Facial plast Surg 2017; 33(06): 557-561
DOI: 10.1055/s-0037-1607447
Original Article
Thieme Medical Publishers 333 Seventh Avenue, New York, NY 10001, USA.

Complications of Midface Fractures

Kirkland Lozada1, Sameep Kadakia1, Manoj T. Abraham2, Yadranko Ducic3
  • 1Department of Otolaryngology, New York Eye and Ear Infirmary of Mount Sinai, New York, New York
  • 2Department of Otolaryngology, New York Medical College, Valhalla, New York
  • 3Department of Facial Plastics, Otolaryngology and Facial Plastic Surgery Associates, Fort Worth, Texas
Further Information

Publication History

Publication Date:
01 December 2017 (online)

Abstract

The midface relies on key vertical and horizontal buttresses for proper function and appearance. Trauma to the midface can lead to untoward complications involving critical structures of this area. Many reviews focus on operative management of midface fractures with little focus on complications of the injury and operative repair. We review the current literature on the most common initial and postoperative complications of midface trauma with a specific focus on zygomaticomaxillary complex (ZMC) and Le Fort fracture patterns. A thorough literature review was conducted using PubMed analyzing articles relevant to the subject matter. Various search terms were used to identify articles regarding midface fracture presentation, diagnosis, and management, as well as postoperative complications. Articles were examined by all authors and pertinent information was gleaned for the purpose of generating this review. Disruption of the midfacial buttress system can lead to a significant compromise in form and function. A wide variety of complications are seen in nasal bone fractures, orbital floor fractures, Le Fort, and ZMC fractures. Some fracture patterns can be managed conservatively without operative intervention; however, complications such as loss of facial width/projection, trismus, malocclusion, ocular entrapment, and significant enophthalmos should be managed with open repair. Timing and method of repair depend on patient-specific injury patterns and surgeon preference.
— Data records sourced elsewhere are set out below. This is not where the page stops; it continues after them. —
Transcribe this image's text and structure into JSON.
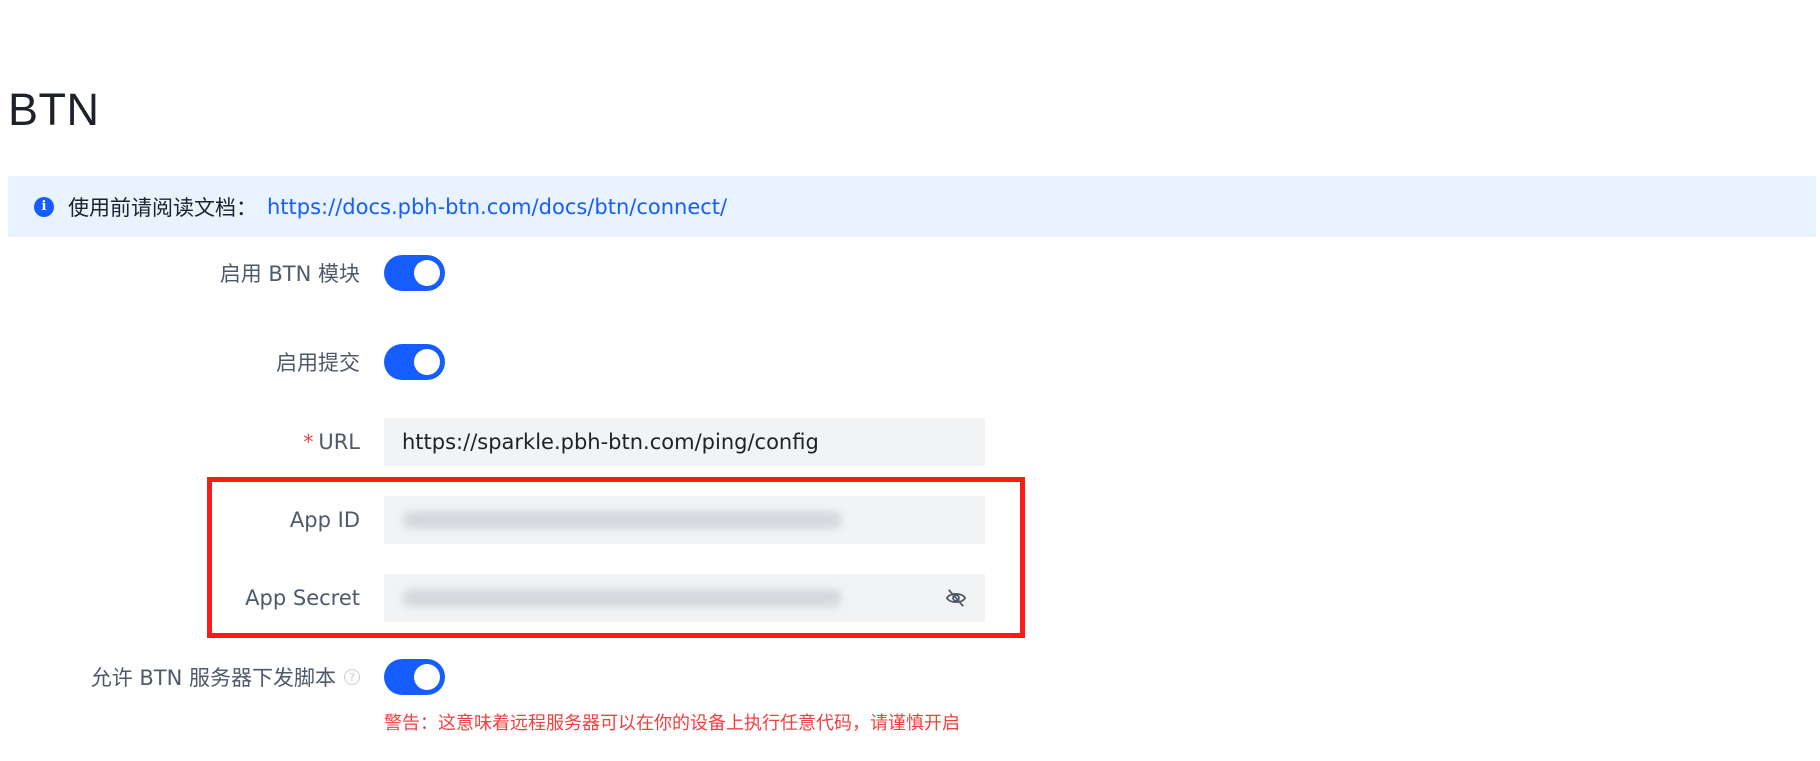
{
  "page": {
    "title": "BTN"
  },
  "alert": {
    "icon": "info-icon",
    "text": "使用前请阅读文档：",
    "link": "https://docs.pbh-btn.com/docs/btn/connect/"
  },
  "form": {
    "enable_module": {
      "label": "启用 BTN 模块",
      "checked": true
    },
    "enable_submit": {
      "label": "启用提交",
      "checked": true
    },
    "url": {
      "label": "URL",
      "required_mark": "*",
      "value": "https://sparkle.pbh-btn.com/ping/config"
    },
    "app_id": {
      "label": "App ID"
    },
    "app_secret": {
      "label": "App Secret",
      "icon": "eye-off-icon"
    },
    "allow_scripts": {
      "label": "允许 BTN 服务器下发脚本",
      "help_icon": "question-circle-icon",
      "checked": true,
      "warning": "警告：这意味着远程服务器可以在你的设备上执行任意代码，请谨慎开启"
    }
  },
  "colors": {
    "primary": "#165dff",
    "alert_bg": "#e8f3ff",
    "danger": "#f53f3f",
    "highlight_border": "#ff1a1a"
  }
}
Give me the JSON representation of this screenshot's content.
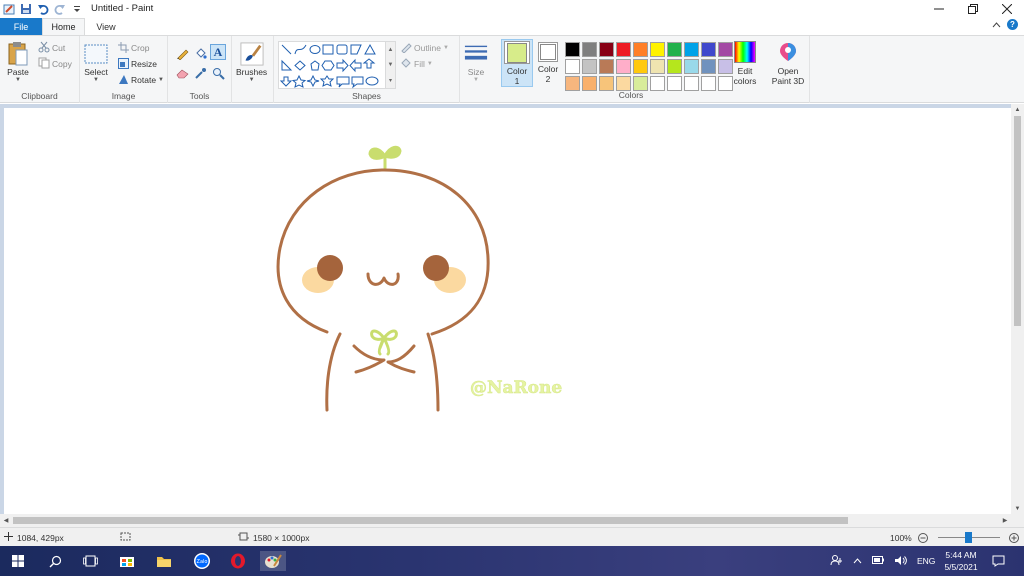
{
  "window": {
    "title": "Untitled - Paint"
  },
  "tabs": [
    {
      "label": "File"
    },
    {
      "label": "Home"
    },
    {
      "label": "View"
    }
  ],
  "ribbon": {
    "clipboard": {
      "label": "Clipboard",
      "paste": "Paste",
      "cut": "Cut",
      "copy": "Copy"
    },
    "image": {
      "label": "Image",
      "select": "Select",
      "crop": "Crop",
      "resize": "Resize",
      "rotate": "Rotate"
    },
    "tools": {
      "label": "Tools",
      "brushes": "Brushes"
    },
    "shapes": {
      "label": "Shapes",
      "outline": "Outline",
      "fill": "Fill"
    },
    "size": {
      "label": "Size"
    },
    "colors": {
      "label": "Colors",
      "color1": {
        "line1": "Color",
        "line2": "1",
        "value": "#d7ec8a"
      },
      "color2": {
        "line1": "Color",
        "line2": "2",
        "value": "#ffffff"
      },
      "edit_colors": {
        "line1": "Edit",
        "line2": "colors"
      },
      "open_paint3d": {
        "line1": "Open",
        "line2": "Paint 3D"
      },
      "palette": [
        "#000000",
        "#7f7f7f",
        "#880015",
        "#ed1c24",
        "#ff7f27",
        "#fff200",
        "#22b14c",
        "#00a2e8",
        "#3f48cc",
        "#a349a4",
        "#ffffff",
        "#c3c3c3",
        "#b97a57",
        "#ffaec9",
        "#ffc90e",
        "#efe4b0",
        "#b5e61d",
        "#99d9ea",
        "#7092be",
        "#c8bfe7",
        "#f7b67e",
        "#f9b06c",
        "#f7c47a",
        "#fbd9a0",
        "#d8ec9a",
        "#ffffff",
        "#ffffff",
        "#ffffff",
        "#ffffff",
        "#ffffff"
      ]
    }
  },
  "canvas": {
    "watermark": "@NaRone",
    "stroke_color": "#b07046",
    "cheek_color": "#fbd9a0",
    "eye_color": "#a5643c",
    "sprout_color": "#c9dd6e"
  },
  "status": {
    "cursor": "1084, 429px",
    "size": "1580 × 1000px",
    "zoom": "100%"
  },
  "taskbar": {
    "time": "5:44 AM",
    "date": "5/5/2021",
    "lang": "ENG",
    "apps": [
      "windows-start",
      "search",
      "task-view",
      "store",
      "file-explorer",
      "zalo",
      "opera",
      "paint"
    ]
  }
}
Proper management depends on a detailed understanding of the anatomy and pathophysiology of each fracture pattern along with restoration of the patient's premorbid state. Complications of midface fractures result from disruption of the vertical and horizontal buttress support systems. Proper management and repair of midface complications requires a strong understanding of its anatomic basis and pathophysiology. Sequelae from these fractures can be serious and long lasting if not addresses appropriately. Astute diagnosis and timely management can prevent patients from suffering debilitating long-term sequelae.

Note

The author does not have any conflict of interest, financial, or otherwise. This article, or any part of it, has not been previously published, nor is it under consideration for publication elsewhere.